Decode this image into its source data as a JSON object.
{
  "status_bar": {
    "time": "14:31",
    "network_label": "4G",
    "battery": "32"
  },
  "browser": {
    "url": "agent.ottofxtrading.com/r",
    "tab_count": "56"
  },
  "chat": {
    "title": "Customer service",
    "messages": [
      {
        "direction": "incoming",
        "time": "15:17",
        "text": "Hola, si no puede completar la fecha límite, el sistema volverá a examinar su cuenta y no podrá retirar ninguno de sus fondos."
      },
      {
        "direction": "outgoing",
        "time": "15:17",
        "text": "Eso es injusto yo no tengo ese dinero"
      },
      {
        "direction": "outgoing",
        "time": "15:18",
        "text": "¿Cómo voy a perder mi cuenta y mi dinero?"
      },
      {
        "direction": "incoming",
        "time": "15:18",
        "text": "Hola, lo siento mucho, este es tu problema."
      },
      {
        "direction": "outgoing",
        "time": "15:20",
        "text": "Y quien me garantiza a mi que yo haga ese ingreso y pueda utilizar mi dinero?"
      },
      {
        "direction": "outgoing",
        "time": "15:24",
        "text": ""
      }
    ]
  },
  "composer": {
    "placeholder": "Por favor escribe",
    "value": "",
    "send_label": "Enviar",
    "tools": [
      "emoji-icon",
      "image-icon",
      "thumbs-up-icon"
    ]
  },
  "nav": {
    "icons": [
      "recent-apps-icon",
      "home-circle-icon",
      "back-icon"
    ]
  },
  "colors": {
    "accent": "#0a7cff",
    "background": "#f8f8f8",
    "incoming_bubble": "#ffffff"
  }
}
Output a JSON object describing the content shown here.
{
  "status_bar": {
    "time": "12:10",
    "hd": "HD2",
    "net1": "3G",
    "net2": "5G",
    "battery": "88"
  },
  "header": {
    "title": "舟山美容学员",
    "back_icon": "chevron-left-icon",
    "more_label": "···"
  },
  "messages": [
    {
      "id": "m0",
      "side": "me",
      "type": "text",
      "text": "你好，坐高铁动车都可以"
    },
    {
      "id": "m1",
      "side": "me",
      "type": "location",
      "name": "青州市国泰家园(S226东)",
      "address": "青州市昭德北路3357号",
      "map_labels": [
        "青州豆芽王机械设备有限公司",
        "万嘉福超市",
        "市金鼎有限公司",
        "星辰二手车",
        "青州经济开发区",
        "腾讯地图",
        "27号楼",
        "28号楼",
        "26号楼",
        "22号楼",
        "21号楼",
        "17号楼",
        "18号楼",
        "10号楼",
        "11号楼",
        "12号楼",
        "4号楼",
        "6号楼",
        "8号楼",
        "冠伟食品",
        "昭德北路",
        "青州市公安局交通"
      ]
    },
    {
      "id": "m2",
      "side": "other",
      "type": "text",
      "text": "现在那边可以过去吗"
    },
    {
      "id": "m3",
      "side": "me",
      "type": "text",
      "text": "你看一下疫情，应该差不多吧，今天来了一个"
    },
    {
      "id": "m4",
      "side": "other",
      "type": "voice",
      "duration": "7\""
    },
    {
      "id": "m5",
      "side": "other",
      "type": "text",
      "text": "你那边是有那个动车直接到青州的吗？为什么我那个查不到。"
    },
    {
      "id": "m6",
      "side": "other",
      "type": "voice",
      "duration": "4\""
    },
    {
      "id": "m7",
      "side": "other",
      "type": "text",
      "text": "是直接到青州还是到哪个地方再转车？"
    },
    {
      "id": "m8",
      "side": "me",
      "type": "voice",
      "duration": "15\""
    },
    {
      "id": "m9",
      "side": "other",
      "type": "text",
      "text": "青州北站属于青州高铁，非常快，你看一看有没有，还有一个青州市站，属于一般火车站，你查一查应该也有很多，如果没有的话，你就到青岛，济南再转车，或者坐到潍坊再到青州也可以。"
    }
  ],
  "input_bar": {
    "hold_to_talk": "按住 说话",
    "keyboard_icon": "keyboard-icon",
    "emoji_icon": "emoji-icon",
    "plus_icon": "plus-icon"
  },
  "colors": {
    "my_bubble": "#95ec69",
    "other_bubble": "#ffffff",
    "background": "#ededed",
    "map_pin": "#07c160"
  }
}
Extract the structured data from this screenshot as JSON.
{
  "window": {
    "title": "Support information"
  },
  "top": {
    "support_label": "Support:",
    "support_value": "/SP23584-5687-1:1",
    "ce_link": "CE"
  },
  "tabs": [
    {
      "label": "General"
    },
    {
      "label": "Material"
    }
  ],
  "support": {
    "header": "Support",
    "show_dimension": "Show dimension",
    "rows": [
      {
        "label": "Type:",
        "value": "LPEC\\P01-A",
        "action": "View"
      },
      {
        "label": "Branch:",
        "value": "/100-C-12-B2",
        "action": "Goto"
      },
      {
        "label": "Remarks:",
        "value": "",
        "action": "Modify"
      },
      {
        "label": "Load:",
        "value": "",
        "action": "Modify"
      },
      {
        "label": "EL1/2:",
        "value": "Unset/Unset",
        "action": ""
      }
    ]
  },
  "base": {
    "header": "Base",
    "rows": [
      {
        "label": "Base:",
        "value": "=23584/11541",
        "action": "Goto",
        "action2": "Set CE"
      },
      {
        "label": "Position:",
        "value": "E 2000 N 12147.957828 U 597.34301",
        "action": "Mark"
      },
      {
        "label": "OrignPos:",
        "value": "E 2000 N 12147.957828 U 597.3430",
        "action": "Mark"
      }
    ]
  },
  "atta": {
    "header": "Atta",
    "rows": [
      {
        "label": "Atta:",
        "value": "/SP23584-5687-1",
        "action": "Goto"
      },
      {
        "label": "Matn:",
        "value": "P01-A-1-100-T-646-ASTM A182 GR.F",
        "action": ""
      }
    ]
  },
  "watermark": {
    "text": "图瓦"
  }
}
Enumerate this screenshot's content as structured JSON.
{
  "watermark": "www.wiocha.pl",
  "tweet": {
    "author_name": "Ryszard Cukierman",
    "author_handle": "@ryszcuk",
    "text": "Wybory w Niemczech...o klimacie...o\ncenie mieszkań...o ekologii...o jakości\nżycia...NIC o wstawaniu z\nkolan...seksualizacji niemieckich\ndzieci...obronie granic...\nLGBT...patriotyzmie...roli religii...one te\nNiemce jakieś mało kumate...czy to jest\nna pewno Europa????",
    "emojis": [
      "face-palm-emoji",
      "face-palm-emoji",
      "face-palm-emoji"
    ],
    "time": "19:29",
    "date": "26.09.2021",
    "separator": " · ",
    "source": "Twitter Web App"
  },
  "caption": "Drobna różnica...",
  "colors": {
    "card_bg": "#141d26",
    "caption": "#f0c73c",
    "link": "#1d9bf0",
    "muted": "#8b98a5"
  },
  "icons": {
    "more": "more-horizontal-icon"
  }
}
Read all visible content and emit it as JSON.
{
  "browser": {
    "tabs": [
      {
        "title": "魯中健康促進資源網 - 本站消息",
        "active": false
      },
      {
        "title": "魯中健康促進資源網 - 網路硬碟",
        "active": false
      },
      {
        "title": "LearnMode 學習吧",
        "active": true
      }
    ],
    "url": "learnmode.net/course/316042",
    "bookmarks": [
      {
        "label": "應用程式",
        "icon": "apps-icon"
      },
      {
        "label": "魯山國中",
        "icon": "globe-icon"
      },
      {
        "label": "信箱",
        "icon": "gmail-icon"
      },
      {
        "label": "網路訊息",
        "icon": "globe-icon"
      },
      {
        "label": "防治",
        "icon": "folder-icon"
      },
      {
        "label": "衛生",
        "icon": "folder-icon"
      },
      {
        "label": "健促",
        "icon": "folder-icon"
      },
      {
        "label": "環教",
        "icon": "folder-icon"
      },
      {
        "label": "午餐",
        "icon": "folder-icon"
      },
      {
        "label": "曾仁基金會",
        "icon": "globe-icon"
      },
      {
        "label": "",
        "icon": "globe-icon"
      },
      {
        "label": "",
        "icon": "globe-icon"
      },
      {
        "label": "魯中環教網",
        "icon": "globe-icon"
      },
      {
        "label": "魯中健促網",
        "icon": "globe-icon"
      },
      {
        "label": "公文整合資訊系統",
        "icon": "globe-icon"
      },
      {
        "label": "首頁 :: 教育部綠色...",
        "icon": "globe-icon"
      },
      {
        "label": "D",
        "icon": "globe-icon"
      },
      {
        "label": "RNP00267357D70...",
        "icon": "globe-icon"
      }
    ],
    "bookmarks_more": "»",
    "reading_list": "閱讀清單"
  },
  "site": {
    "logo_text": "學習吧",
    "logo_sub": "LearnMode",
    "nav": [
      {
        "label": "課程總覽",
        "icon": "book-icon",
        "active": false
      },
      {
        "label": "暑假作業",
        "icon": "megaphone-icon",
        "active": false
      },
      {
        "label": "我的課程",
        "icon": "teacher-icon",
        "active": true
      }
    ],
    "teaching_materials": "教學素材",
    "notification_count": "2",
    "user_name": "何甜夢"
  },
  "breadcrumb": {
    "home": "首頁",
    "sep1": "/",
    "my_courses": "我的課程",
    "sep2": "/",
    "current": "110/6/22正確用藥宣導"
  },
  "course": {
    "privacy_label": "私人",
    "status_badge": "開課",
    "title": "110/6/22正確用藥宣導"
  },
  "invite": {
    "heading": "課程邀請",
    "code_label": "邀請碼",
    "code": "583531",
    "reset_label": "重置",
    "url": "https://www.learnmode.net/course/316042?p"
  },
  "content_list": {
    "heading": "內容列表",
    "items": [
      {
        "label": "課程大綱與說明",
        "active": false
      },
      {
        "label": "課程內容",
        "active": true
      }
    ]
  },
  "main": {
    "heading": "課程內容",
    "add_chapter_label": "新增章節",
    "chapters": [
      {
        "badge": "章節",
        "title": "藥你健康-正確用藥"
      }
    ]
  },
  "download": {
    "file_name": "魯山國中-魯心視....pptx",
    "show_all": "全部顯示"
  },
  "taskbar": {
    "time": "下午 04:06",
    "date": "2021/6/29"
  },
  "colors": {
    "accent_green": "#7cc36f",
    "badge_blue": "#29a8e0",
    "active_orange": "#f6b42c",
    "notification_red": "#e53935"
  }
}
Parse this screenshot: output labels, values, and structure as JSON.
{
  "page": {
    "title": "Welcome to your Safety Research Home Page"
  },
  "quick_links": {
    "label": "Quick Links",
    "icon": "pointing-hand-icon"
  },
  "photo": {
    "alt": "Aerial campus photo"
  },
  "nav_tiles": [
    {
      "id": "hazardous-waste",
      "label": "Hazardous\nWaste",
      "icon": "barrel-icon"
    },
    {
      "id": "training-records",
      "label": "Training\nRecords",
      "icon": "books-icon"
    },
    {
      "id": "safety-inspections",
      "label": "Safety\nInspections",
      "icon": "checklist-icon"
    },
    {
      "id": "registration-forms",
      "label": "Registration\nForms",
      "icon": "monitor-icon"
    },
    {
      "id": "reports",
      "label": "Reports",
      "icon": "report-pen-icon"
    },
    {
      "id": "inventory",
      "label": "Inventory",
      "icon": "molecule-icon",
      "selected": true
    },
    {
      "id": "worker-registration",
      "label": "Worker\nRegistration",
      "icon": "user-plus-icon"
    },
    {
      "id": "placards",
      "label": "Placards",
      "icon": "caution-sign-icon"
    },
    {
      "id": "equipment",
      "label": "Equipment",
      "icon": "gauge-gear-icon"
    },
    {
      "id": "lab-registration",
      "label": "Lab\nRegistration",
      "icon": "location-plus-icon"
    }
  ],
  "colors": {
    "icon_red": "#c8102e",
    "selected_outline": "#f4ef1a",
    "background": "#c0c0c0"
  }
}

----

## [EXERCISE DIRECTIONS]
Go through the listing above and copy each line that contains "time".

## [EXERCISE ANSWER]
    "time": "14:31",
        "time": "15:17",
        "time": "15:17",
        "time": "15:18",
        "time": "15:18",
        "time": "15:20",
        "time": "15:24",
    "time": "12:10",
    "time": "19:29",
    "time": "下午 04:06",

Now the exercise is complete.